My oldest son got his driver’s license a little more than a week ago, when he turned seventeen years old. I cried a little that day. Why did I cry? I realized that he’s growing up and he’s growing up fast. I don’t actually even know where the past seventeen years have gone. It dawned on me that in as little as one year he could be out of the house and on his own. I miss him already, and he isn’t even gone yet. Isn’t that silly! We don’t always see eye to eye but I love him madly. Being seventeen means he knows everything, of course. He’s currently in his second long relationship and at times his thoughts are of his future. I was saying the other day to someone that as sad as this is, there is a part of me looking forward to seeing what kind of man, and father, he will be someday. But present day his focus isn’t quite as deep as fatherhood, it’s more along the lines of driving, prom, a job and college.
There’s a common thread between those four topics – money. Or, in some cases as we often say, the lack of it.
As far as prom goes, we bought a gorgeous brand new suit for his last year. If it still fits I will be strongly advocating wearing it again. We can buy a different shirt. His girlfriend mentioned she thought it would be neat if he wore a purple tux. Umm, about the only way that’s happening is if we paint his black suit purple. A tux just isn’t in the budget at this point, especially not a purple one.
As far as driving goes, he himself has said that he’s thinking he will get a job to help cover gas and expenses. Plus he’s going to need to help with the car insurance, because that’s going to go through the roof. I have told him that as long as he’s under the age of eighteen I don’t mind at all if he gets a job as long as he realizes school is still important. He knows it would be unacceptable for his grades to get worse. Not only would I not appreciate that, but the colleges wouldn’t appreciate it either. I have reminded him that junior year (this year, for him) is when colleges will really start looking at his grades.
Speaking of college, as far as college goes, at this point in time I em encouraging him to do everything he can to get the best grades possible. I also encouraged him to consider going back to sports for his senior year. He has a real talent and we’ve always believed there could be scholarship possibilities. Besides that we’ll do what we can to help and after that there are financial aid and student loans. those loans bring us back full circle to a job.
I try to remind my son that jobs are a responsibility. I have tried to explain to him that just because you have a job does not mean you are rich. He’s at the age now where he needs to know how to set up a budget effectively. Yes, eh understands the concept of budgeting. He got that years ago when he had an allowance. But, he isn’t ten anymore and $5 a week just won’t cut it.
The first thing he’s going to have to remember is that what you make is not what you get. Taxes and such are taken out. You need to budget on the money you take home, not what you make before deductions. After understanding what his income is and how to budget it, everything else is related in my opinion. Despite the fact I tease him a little and have to remind him, he does know that money doesn’t grow on trees.

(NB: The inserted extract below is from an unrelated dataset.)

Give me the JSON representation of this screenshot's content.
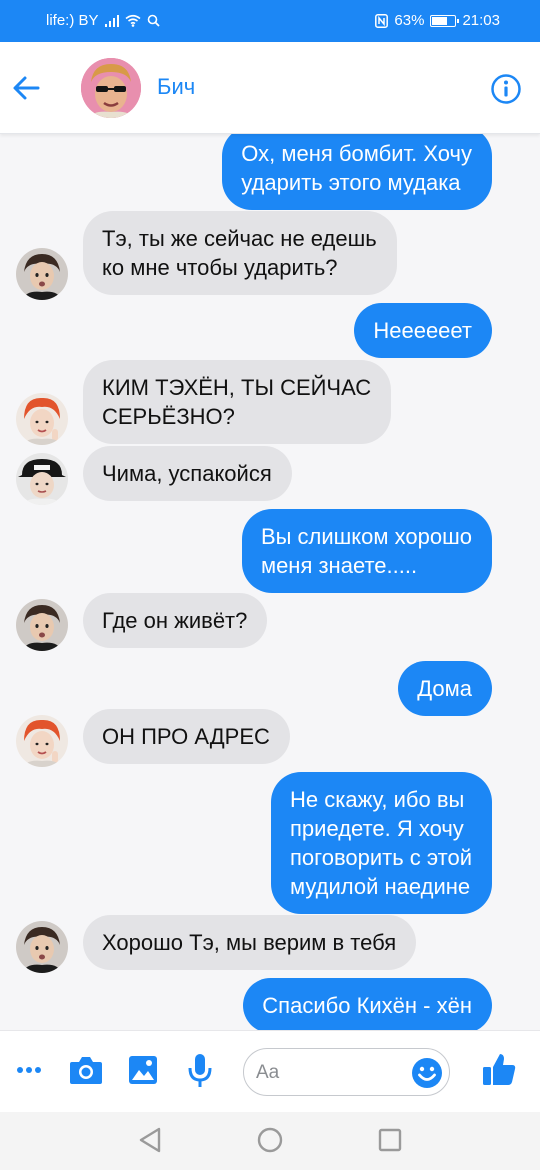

He knows that if you manage to get credit you have to be very careful and work to take care of it or it will be ruined permanently. I don’t ever want to see him go through some of the struggles we have been through. I’m hoping he works more on a cash only budget, and saves money for the things he really needs and wants, as well as for his future. I’m also hoping that he can find a job now that he can stay at for a while, perhaps somewhere like the grocery store. It may not be glamorous but they’re frequently understanding of student’s scheduling issues, and many offer things like 401k, which can be wonderful investment tools.
At what age do you think it’s wise to start teaching children how to budget?
Post presented by Genworth Financial